The recession is kinda, sorta ending, but fortunately, says SIFF artistic director Carl Spence, “We tightened our belts last year,” cutting $600,000 from the budget of the parent organization to the Seattle International Film Festival. That means—what else?—that Spence is now expanding the 36th edition of the fest with more venues and titles. In addition to the usual screens downtown, in the U District, and on Capitol Hill, SIFF is reaching out to West Seattle, Kirkland, and even Everett. Of the 400-plus titles, most will screen two and even three times, meaning that if you can’t get a standby ticket on Friday night, there’s always that 11 a.m. screening on Sunday as a fallback. (Assuming you’re not too hungover to drive to Everett.)

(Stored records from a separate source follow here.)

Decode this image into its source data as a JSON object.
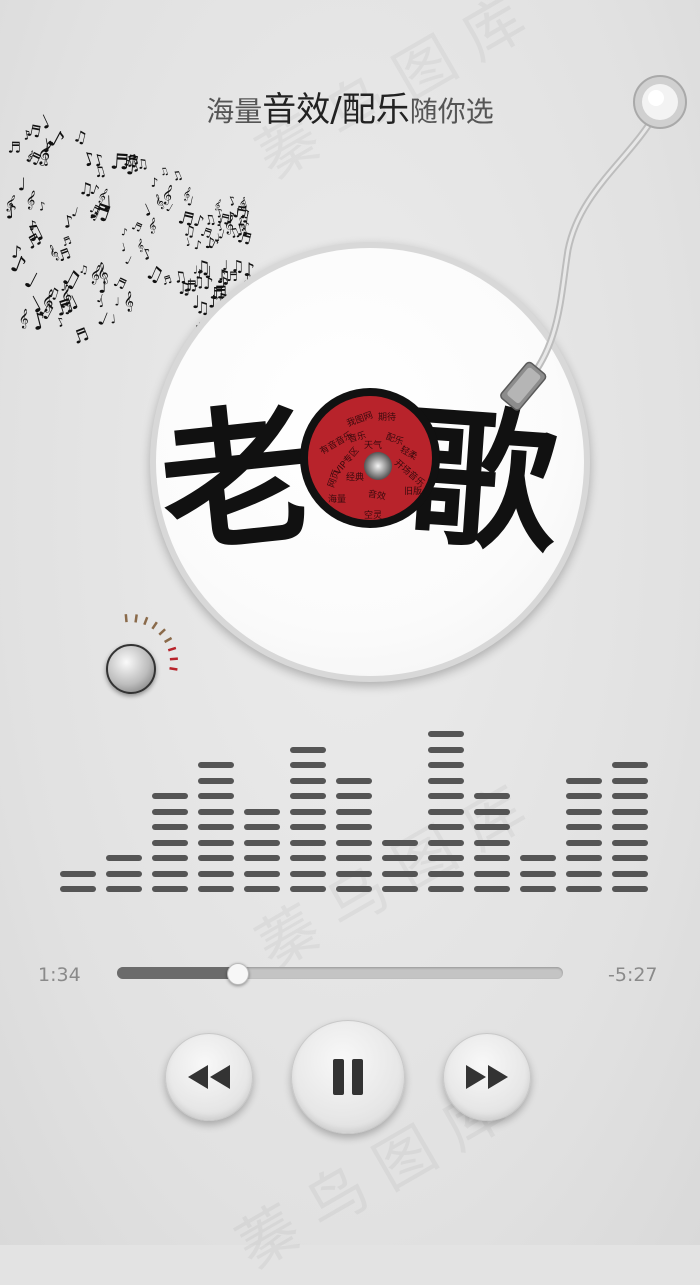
{
  "headline": {
    "part1": "海量",
    "part2": "音效/配乐",
    "part3": "随你选"
  },
  "record": {
    "title": "老歌",
    "label_words": [
      "我图网",
      "期待",
      "有音音乐",
      "VIP专区",
      "配乐",
      "轻柔",
      "音乐",
      "天气",
      "网页",
      "开场音乐",
      "音效",
      "海量",
      "空灵",
      "旧版",
      "经典"
    ]
  },
  "player": {
    "elapsed": "1:34",
    "remaining": "-5:27",
    "progress": 0.27
  },
  "equalizer": {
    "levels": [
      2,
      3,
      7,
      9,
      6,
      10,
      8,
      4,
      11,
      7,
      3,
      8,
      9
    ]
  },
  "colors": {
    "accent_red": "#b8232b",
    "bar_gray": "#555555"
  },
  "controls": {
    "rewind_icon": "rewind-icon",
    "pause_icon": "pause-icon",
    "forward_icon": "fast-forward-icon"
  },
  "watermark": "蓁 鸟 图 库"
}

While there’s no breakout local title on the order of The King of Kong or Humpday this year, we like the music doc Wheedle’s Groove, about Seattle’s late ’60s/early ’70s funk and R&B scene; it’s part of the reissue mission of Light in the Attic Records. Nominated for an Oscar, the short documentary The Last Campaign of Booth Gardner recounts how our former governor, now afflicted with Parkinson’s disease, became the figurehead of 2008’s I-1000 “Death With Dignity” initiative. And we meet a likable trio of local first-time directors who modestly set their sights on SIFF, not Hollywood.

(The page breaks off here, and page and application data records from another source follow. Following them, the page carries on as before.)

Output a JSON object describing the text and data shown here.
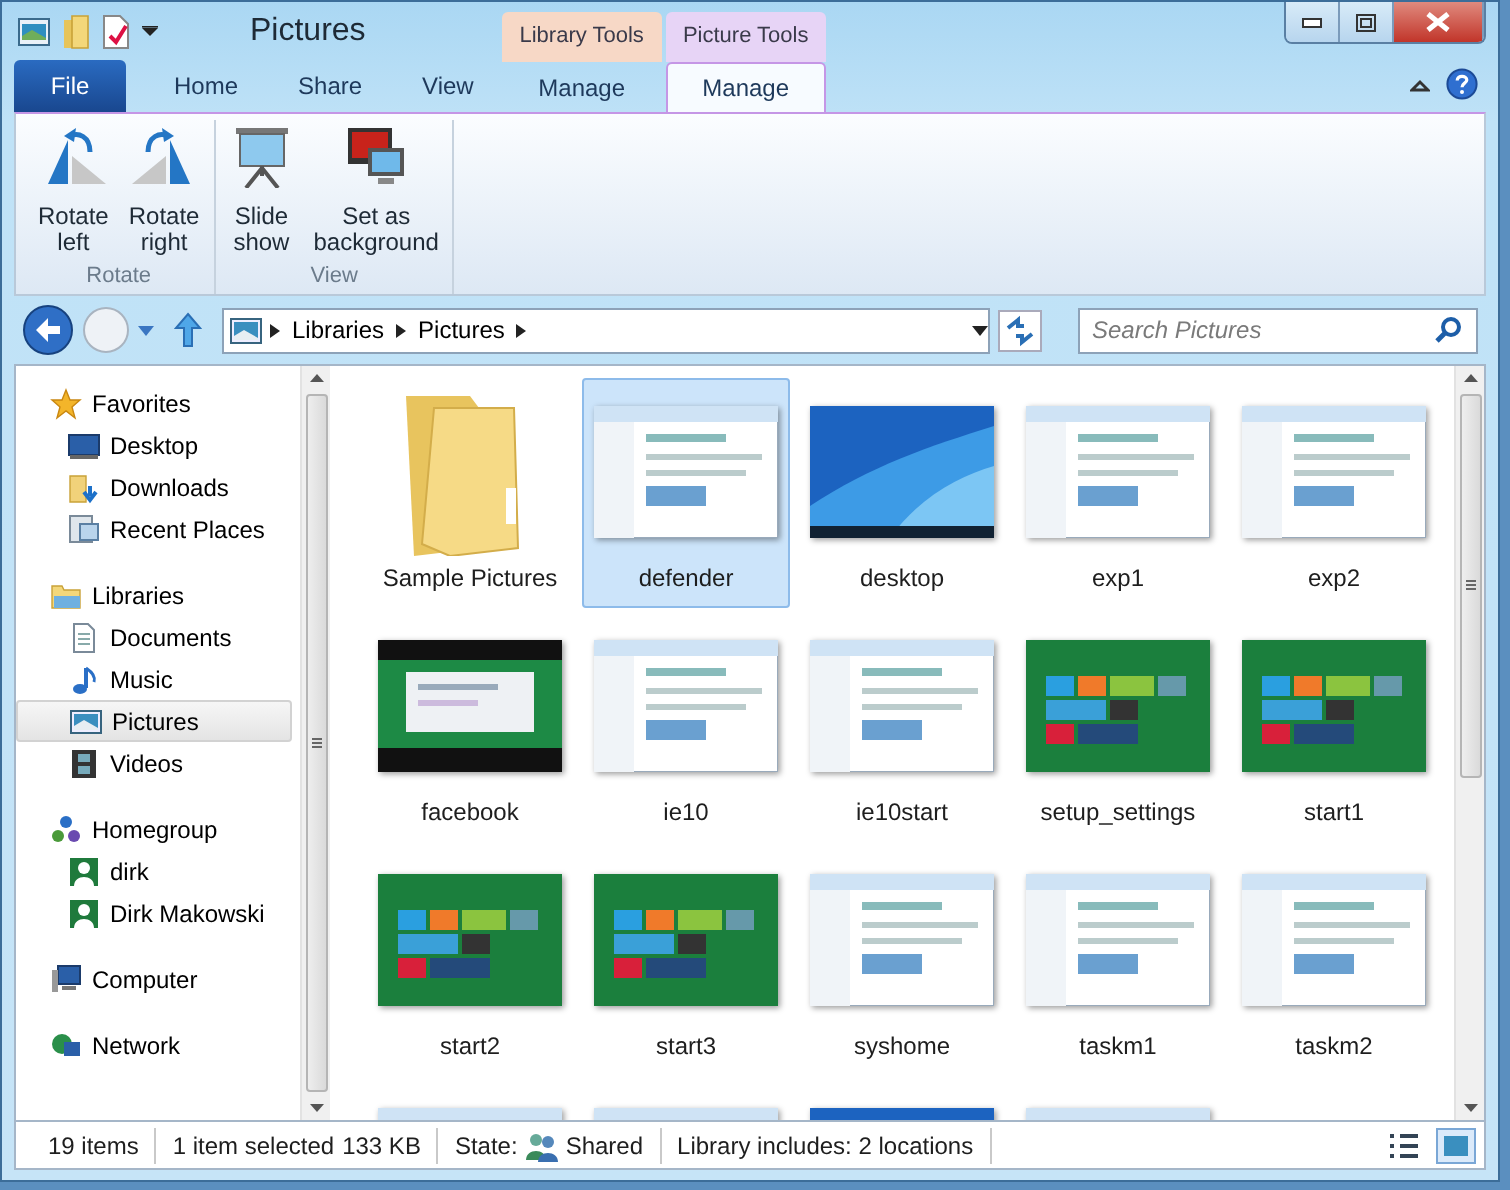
{
  "window": {
    "title": "Pictures"
  },
  "ribbon_tabs": [
    {
      "label": "File",
      "kind": "file",
      "selected": false
    },
    {
      "label": "Home",
      "kind": "tab",
      "selected": false
    },
    {
      "label": "Share",
      "kind": "tab",
      "selected": false
    },
    {
      "label": "View",
      "kind": "tab",
      "selected": false
    }
  ],
  "context_tabs": [
    {
      "label": "Library Tools",
      "color": "#f7d8c6",
      "tabs": [
        {
          "label": "Manage",
          "selected": false
        }
      ]
    },
    {
      "label": "Picture Tools",
      "color": "#e7d4f6",
      "tabs": [
        {
          "label": "Manage",
          "selected": true
        }
      ]
    }
  ],
  "ribbon_groups": [
    {
      "label": "Rotate",
      "buttons": [
        {
          "label": "Rotate\nleft"
        },
        {
          "label": "Rotate\nright"
        }
      ]
    },
    {
      "label": "View",
      "buttons": [
        {
          "label": "Slide\nshow"
        },
        {
          "label": "Set as\nbackground"
        }
      ]
    }
  ],
  "address": {
    "crumbs": [
      "Libraries",
      "Pictures"
    ]
  },
  "search": {
    "placeholder": "Search Pictures"
  },
  "sidebar": [
    {
      "label": "Favorites",
      "selected": false,
      "children": [
        {
          "label": "Desktop",
          "selected": false
        },
        {
          "label": "Downloads",
          "selected": false
        },
        {
          "label": "Recent Places",
          "selected": false
        }
      ]
    },
    {
      "label": "Libraries",
      "selected": false,
      "children": [
        {
          "label": "Documents",
          "selected": false
        },
        {
          "label": "Music",
          "selected": false
        },
        {
          "label": "Pictures",
          "selected": true
        },
        {
          "label": "Videos",
          "selected": false
        }
      ]
    },
    {
      "label": "Homegroup",
      "selected": false,
      "children": [
        {
          "label": "dirk",
          "selected": false
        },
        {
          "label": "Dirk Makowski",
          "selected": false
        }
      ]
    },
    {
      "label": "Computer",
      "selected": false
    },
    {
      "label": "Network",
      "selected": false
    }
  ],
  "files": [
    {
      "label": "Sample Pictures",
      "kind": "folder",
      "selected": false
    },
    {
      "label": "defender",
      "kind": "picture",
      "selected": true
    },
    {
      "label": "desktop",
      "kind": "picture",
      "selected": false
    },
    {
      "label": "exp1",
      "kind": "picture",
      "selected": false
    },
    {
      "label": "exp2",
      "kind": "picture",
      "selected": false
    },
    {
      "label": "facebook",
      "kind": "picture",
      "selected": false
    },
    {
      "label": "ie10",
      "kind": "picture",
      "selected": false
    },
    {
      "label": "ie10start",
      "kind": "picture",
      "selected": false
    },
    {
      "label": "setup_settings",
      "kind": "picture",
      "selected": false
    },
    {
      "label": "start1",
      "kind": "picture",
      "selected": false
    },
    {
      "label": "start2",
      "kind": "picture",
      "selected": false
    },
    {
      "label": "start3",
      "kind": "picture",
      "selected": false
    },
    {
      "label": "syshome",
      "kind": "picture",
      "selected": false
    },
    {
      "label": "taskm1",
      "kind": "picture",
      "selected": false
    },
    {
      "label": "taskm2",
      "kind": "picture",
      "selected": false
    },
    {
      "kind": "picture",
      "selected": false
    },
    {
      "kind": "picture",
      "selected": false
    },
    {
      "kind": "picture",
      "selected": false
    },
    {
      "kind": "picture",
      "selected": false
    }
  ],
  "status_bar": {
    "item_count": "19 items",
    "selection": "1 item selected",
    "size": "133 KB",
    "state_label": "State:",
    "state_value": "Shared",
    "library": "Library includes: 2 locations"
  }
}
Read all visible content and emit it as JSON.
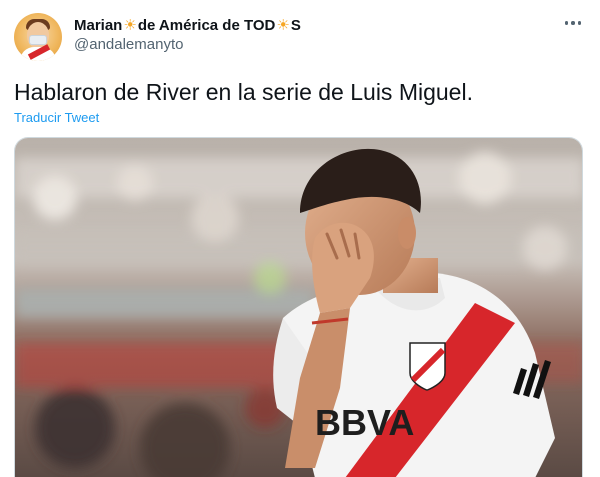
{
  "author": {
    "name_part1": "Marian",
    "name_part2": " de América de TOD",
    "name_part3": "S",
    "sun_glyph": "☀",
    "handle": "@andalemanyto"
  },
  "tweet": {
    "text": "Hablaron de River en la serie de Luis Miguel.",
    "translate_label": "Traducir Tweet"
  },
  "media": {
    "jersey_sponsor": "BBVA",
    "icons": [
      "avatar",
      "more-options-icon",
      "river-plate-crest-icon",
      "sponsor-logo"
    ]
  },
  "colors": {
    "link": "#1d9bf0",
    "secondary_text": "#536471",
    "sun": "#f6a623",
    "jersey_red": "#d7262b"
  }
}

From the team behind American Splendor, the festival opening The Extra Man is a bit twee for our tastes, but the after-party at Benaroya Hall should be worth the gala ticket price. Star Paul Dano and the directors will attend; and Edward Norton will drop by mid-fest to pick up an award and screen his crime drama Leaves of Grass, in which he plays identical twins—one a crook, the other a professor. Other demi-celebrity visitors likely to attend SIFF are Mark Duplass (Cyrus) and his wife Katie Aselton (The Freebie), along with many filmmakers.

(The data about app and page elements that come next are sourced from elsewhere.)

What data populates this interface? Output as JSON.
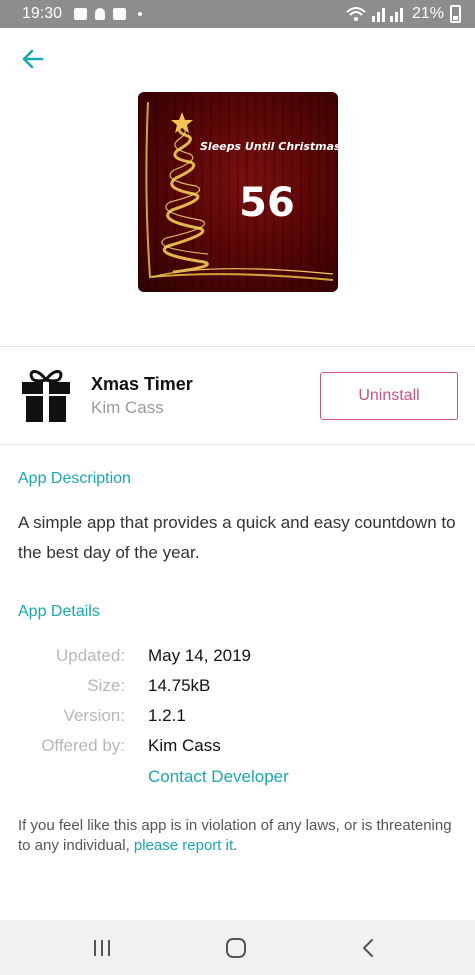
{
  "status_bar": {
    "time": "19:30",
    "battery": "21%",
    "icons": [
      "image-icon",
      "usb-icon",
      "notification-icon",
      "wifi-icon",
      "signal-icon"
    ]
  },
  "header": {
    "back_icon": "arrow-left-icon"
  },
  "hero": {
    "title": "Sleeps Until Christmas",
    "count": "56"
  },
  "app": {
    "name": "Xmas Timer",
    "author": "Kim Cass",
    "icon": "gift-icon",
    "uninstall_label": "Uninstall"
  },
  "description": {
    "title": "App Description",
    "text": "A simple app that provides a quick and easy countdown to the best day of the year."
  },
  "details": {
    "title": "App Details",
    "updated_label": "Updated:",
    "updated_value": "May 14, 2019",
    "size_label": "Size:",
    "size_value": "14.75kB",
    "version_label": "Version:",
    "version_value": "1.2.1",
    "offered_label": "Offered by:",
    "offered_value": "Kim Cass",
    "contact_label": "Contact Developer"
  },
  "report": {
    "text": "If you feel like this app is in violation of any laws, or is threatening to any individual, ",
    "link": "please report it",
    "suffix": "."
  },
  "nav": {
    "recents_icon": "recents-icon",
    "home_icon": "home-icon",
    "back_icon": "back-chevron-icon"
  },
  "colors": {
    "accent": "#1aa6ae",
    "uninstall": "#c8557a",
    "status_bar": "#8d8d8d"
  }
}
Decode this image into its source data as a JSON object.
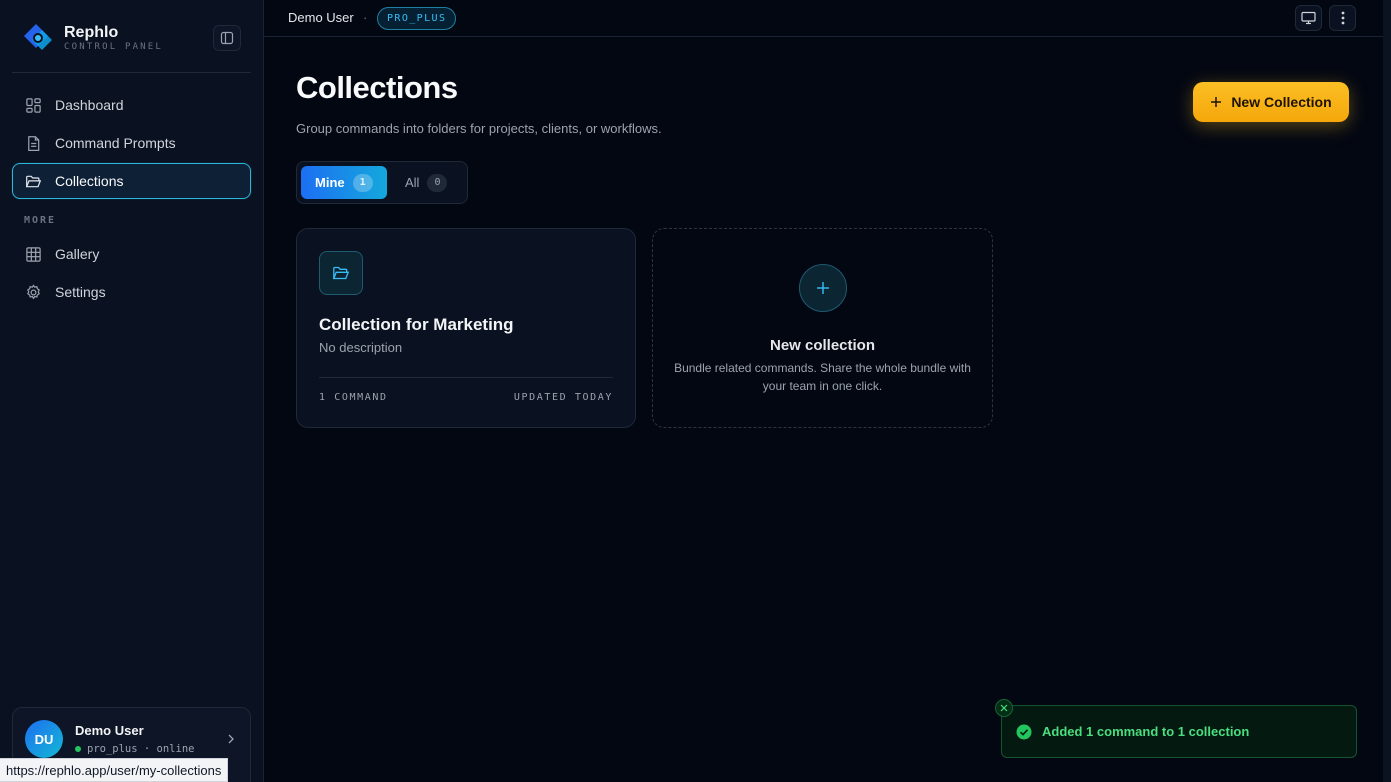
{
  "brand": {
    "name": "Rephlo",
    "subtitle": "CONTROL PANEL"
  },
  "sidebar": {
    "items": [
      {
        "label": "Dashboard",
        "icon": "dashboard-icon"
      },
      {
        "label": "Command Prompts",
        "icon": "document-icon"
      },
      {
        "label": "Collections",
        "icon": "folder-open-icon",
        "active": true
      }
    ],
    "more_label": "MORE",
    "more_items": [
      {
        "label": "Gallery",
        "icon": "grid-icon"
      },
      {
        "label": "Settings",
        "icon": "gear-icon"
      }
    ],
    "user": {
      "initials": "DU",
      "name": "Demo User",
      "status": "pro_plus · online"
    }
  },
  "topbar": {
    "user_name": "Demo User",
    "separator": "·",
    "plan_badge": "PRO_PLUS"
  },
  "main": {
    "title": "Collections",
    "subtitle": "Group commands into folders for projects, clients, or workflows.",
    "new_button_label": "New Collection",
    "tabs": [
      {
        "label": "Mine",
        "count": "1",
        "active": true
      },
      {
        "label": "All",
        "count": "0",
        "active": false
      }
    ],
    "collections": [
      {
        "title": "Collection for Marketing",
        "description": "No description",
        "command_count": "1 COMMAND",
        "updated": "UPDATED TODAY"
      }
    ],
    "new_card": {
      "title": "New collection",
      "description": "Bundle related commands. Share the whole bundle with your team in one click."
    }
  },
  "toast": {
    "message": "Added 1 command to 1 collection"
  },
  "status_url": "https://rephlo.app/user/my-collections",
  "colors": {
    "accent": "#2bb7d9",
    "primary_button": "#fbbf24",
    "success": "#4ade80",
    "background": "#030712"
  }
}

Live music by The Maldives and Stephin Merritt will accompany two repertory screenings, and various SIFF parties are also peppered throughout the festival.
You’ll find our picks and pans for SIFF’s first week. We’ll add new reviews daily at seattleweekly.com/siff, along with news and interviews, in print and online, throughout the festival.